In no event and under no legal theory, whether in tort (including negligence), contract, or otherwise, unless required by applicable law (such as deliberate and grossly negligent acts) or agreed to in writing, shall the XMPP Standards Foundation or any author of this Specification be liable for damages, including any direct, indirect, special, incidental, or consequential damages of any character arising from, out of, or in connection with the Specification or the implementation, deployment, or other use of the Specification (including but not limited to damages for loss of goodwill, work stoppage, computer failure or malfunction, or any and all other commercial damages or losses), even if the XMPP Standards Foundation or such author has been advised of the possibility of such damages.

IPR Conformance

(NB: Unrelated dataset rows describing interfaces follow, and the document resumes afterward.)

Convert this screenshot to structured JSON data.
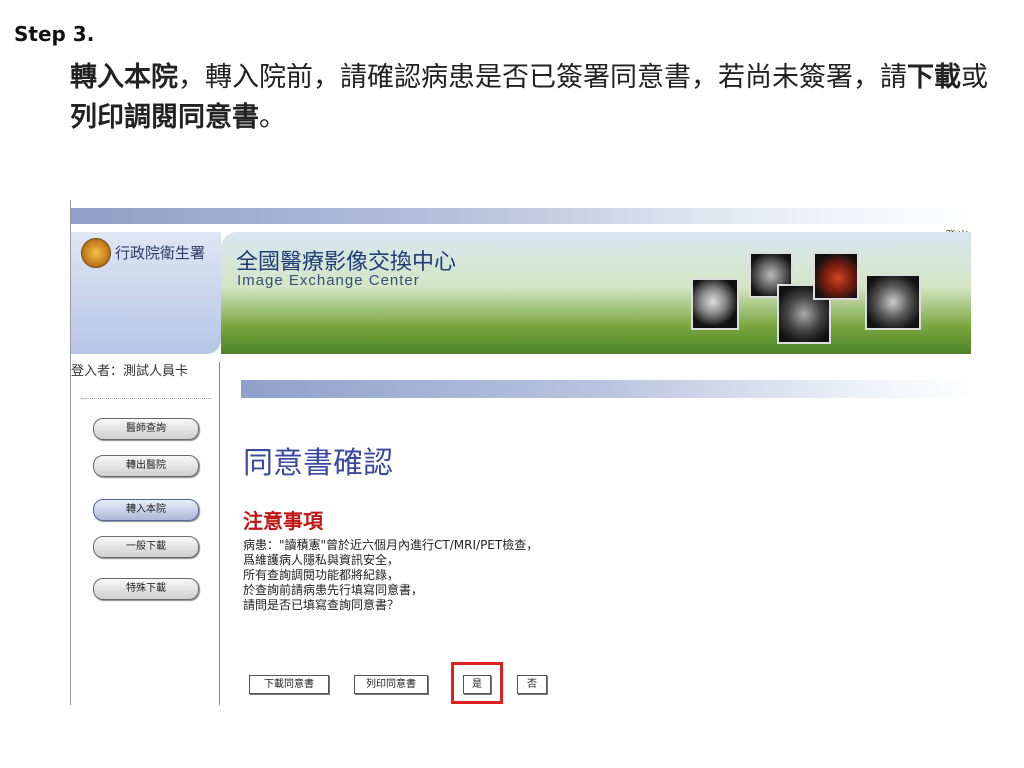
{
  "step": {
    "title": "Step 3."
  },
  "instruction": {
    "p1_bold": "轉入本院",
    "p2": "，轉入院前，請確認病患是否已簽署同意書，若尚未簽署，請",
    "p3_bold": "下載",
    "p4": "或",
    "p5_bold": "列印調閱同意書",
    "p6": "。"
  },
  "app": {
    "logout_label": "登出",
    "org_name": "行政院衛生署",
    "banner_title": "全國醫療影像交換中心",
    "banner_subtitle": "Image Exchange Center"
  },
  "sidebar": {
    "user_label": "登入者：測試人員卡",
    "items": [
      {
        "label": "醫師查詢"
      },
      {
        "label": "轉出醫院"
      },
      {
        "label": "轉入本院",
        "active": true
      },
      {
        "label": "一般下載"
      },
      {
        "label": "特殊下載"
      }
    ]
  },
  "main": {
    "heading": "同意書確認",
    "notice_heading": "注意事項",
    "notice_lines": [
      "病患：\"讀積憲\"曾於近六個月內進行CT/MRI/PET檢查，",
      "爲維護病人隱私與資訊安全，",
      "所有查詢調閱功能都將紀錄，",
      "於查詢前請病患先行填寫同意書，",
      "請問是否已填寫查詢同意書？"
    ],
    "buttons": {
      "download": "下載同意書",
      "print": "列印同意書",
      "yes": "是",
      "no": "否"
    }
  },
  "colors": {
    "highlight": "#e02020",
    "heading": "#3a4aa0",
    "notice": "#c01515"
  }
}
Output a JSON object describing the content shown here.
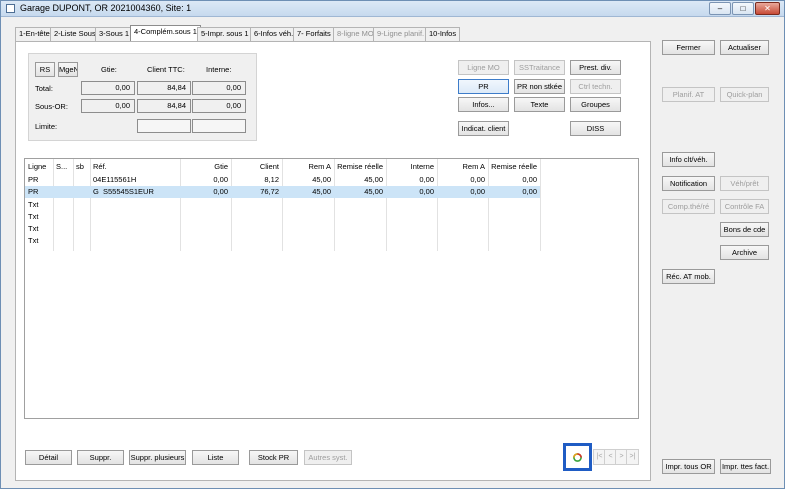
{
  "window": {
    "title": "Garage DUPONT, OR 2021004360, Site: 1"
  },
  "tabs": [
    {
      "label": "1-En-tête"
    },
    {
      "label": "2-Liste Sous"
    },
    {
      "label": "3-Sous 1"
    },
    {
      "label": "4-Complém.sous 1"
    },
    {
      "label": "5-Impr. sous 1"
    },
    {
      "label": "6-Infos véh."
    },
    {
      "label": "7- Forfaits"
    },
    {
      "label": "8-ligne MO"
    },
    {
      "label": "9-Ligne planif."
    },
    {
      "label": "10-Infos"
    }
  ],
  "totals": {
    "rs_label": "RS",
    "mgen_label": "MgeN",
    "col_gtie": "Gtie:",
    "col_client": "Client TTC:",
    "col_interne": "Interne:",
    "row_total": "Total:",
    "row_sous_or": "Sous-OR:",
    "row_limite": "Limite:",
    "total_gtie": "0,00",
    "total_client": "84,84",
    "total_interne": "0,00",
    "sousor_gtie": "0,00",
    "sousor_client": "84,84",
    "sousor_interne": "0,00"
  },
  "actions": {
    "ligne_mo": "Ligne MO",
    "sstraitance": "SSTraitance",
    "prest_div": "Prest. div.",
    "pr": "PR",
    "pr_non_stkee": "PR non stkée",
    "ctrl_techn": "Ctrl techn.",
    "infos": "Infos...",
    "texte": "Texte",
    "groupes": "Groupes",
    "indicat_client": "Indicat. client",
    "diss": "DISS"
  },
  "grid": {
    "headers": [
      "Ligne",
      "S...",
      "sb",
      "Réf.",
      "Gtie",
      "Client",
      "Rem A",
      "Remise réelle",
      "Interne",
      "Rem A",
      "Remise réelle"
    ],
    "rows": [
      [
        "PR",
        "",
        "",
        "04E115561H",
        "0,00",
        "8,12",
        "45,00",
        "45,00",
        "0,00",
        "0,00",
        "0,00"
      ],
      [
        "PR",
        "",
        "",
        "G  S55545S1EUR",
        "0,00",
        "76,72",
        "45,00",
        "45,00",
        "0,00",
        "0,00",
        "0,00"
      ],
      [
        "Txt",
        "",
        "",
        "",
        "",
        "",
        "",
        "",
        "",
        "",
        ""
      ],
      [
        "Txt",
        "",
        "",
        "",
        "",
        "",
        "",
        "",
        "",
        "",
        ""
      ],
      [
        "Txt",
        "",
        "",
        "",
        "",
        "",
        "",
        "",
        "",
        "",
        ""
      ],
      [
        "Txt",
        "",
        "",
        "",
        "",
        "",
        "",
        "",
        "",
        "",
        ""
      ]
    ]
  },
  "bottom": {
    "detail": "Détail",
    "suppr": "Suppr.",
    "suppr_plusieurs": "Suppr. plusieurs",
    "liste": "Liste",
    "stock_pr": "Stock PR",
    "autres_syst": "Autres syst.",
    "nav_first": "|<",
    "nav_prev": "<",
    "nav_next": ">",
    "nav_last": ">|"
  },
  "side": {
    "fermer": "Fermer",
    "actualiser": "Actualiser",
    "planif_at": "Planif. AT",
    "quick_plan": "Quick-plan",
    "info_clt_veh": "Info clt/véh.",
    "notification": "Notification",
    "veh_pret": "Véh/prêt",
    "comp_the_re": "Comp.thé/ré",
    "controle_fa": "Contrôle FA",
    "bons_de_cde": "Bons de cde",
    "archive": "Archive",
    "rec_at_mob": "Réc. AT mob.",
    "impr_tous_or": "Impr. tous OR",
    "impr_ttes_fact": "Impr. ttes fact."
  },
  "colors": {
    "highlight": "#1f5cc4",
    "selected_row": "#cce4f7",
    "accent": "#3d7cc9"
  },
  "icons": {
    "refresh": "refresh-icon",
    "app": "app-icon"
  }
}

This XMPP Extension Protocol has been contributed in full conformance with the XSF's Intellectual Property Rights Policy (a copy of which can be found at <http://xmpp.org/about-xmpp/xsf/xsf-ipr-policy/> or obtained by writing to XMPP Standards Foundation, 1899 Wynkoop Street, Suite 600, Denver, CO 80202 USA).

Appendix D: Relation to XMPP

The Extensible Messaging and Presence Protocol (XMPP) is defined in the XMPP Core (RFC 6120) and XMPP IM (RFC 6121) specifications contributed by the XMPP Standards Foundation to the Internet Standards Process, which is managed by the Internet Engineering Task Force in accordance with RFC 2026. Any protocol defined in this document has been developed outside the Internet Standards Process and is to be understood as an extension to XMPP rather than as an evolution, development, or modification of XMPP itself.


Appendix E: Discussion Venue

The primary venue for discussion of XMPP Extension Protocols is the <standards@xmpp.org> discussion list.

Discussion on other xmpp.org discussion lists might also be appropriate; see <http://xmpp.org/about/discuss.shtml> for a complete list.

Errata can be sent to <editor@xmpp.org>.


Appendix F: Requirements Conformance

The following requirements keywords as used in this document are to be interpreted as described in RFC 2119: "MUST", "SHALL", "REQUIRED"; "MUST NOT", "SHALL NOT"; "SHOULD", "RECOMMENDED"; "SHOULD NOT", "NOT RECOMMENDED"; "MAY", "OPTIONAL".


Appendix G: Notes


Appendix H: Revision History

Note: Older versions of this specification might be available at http://xmpp.org/extensions/attic/

Version 0.2 (2002-01-16)

First release to CVS, including editorial changes and assignment of number. (psa)

Version 0.1 (2001-11-17)

Initial version. (mm)

END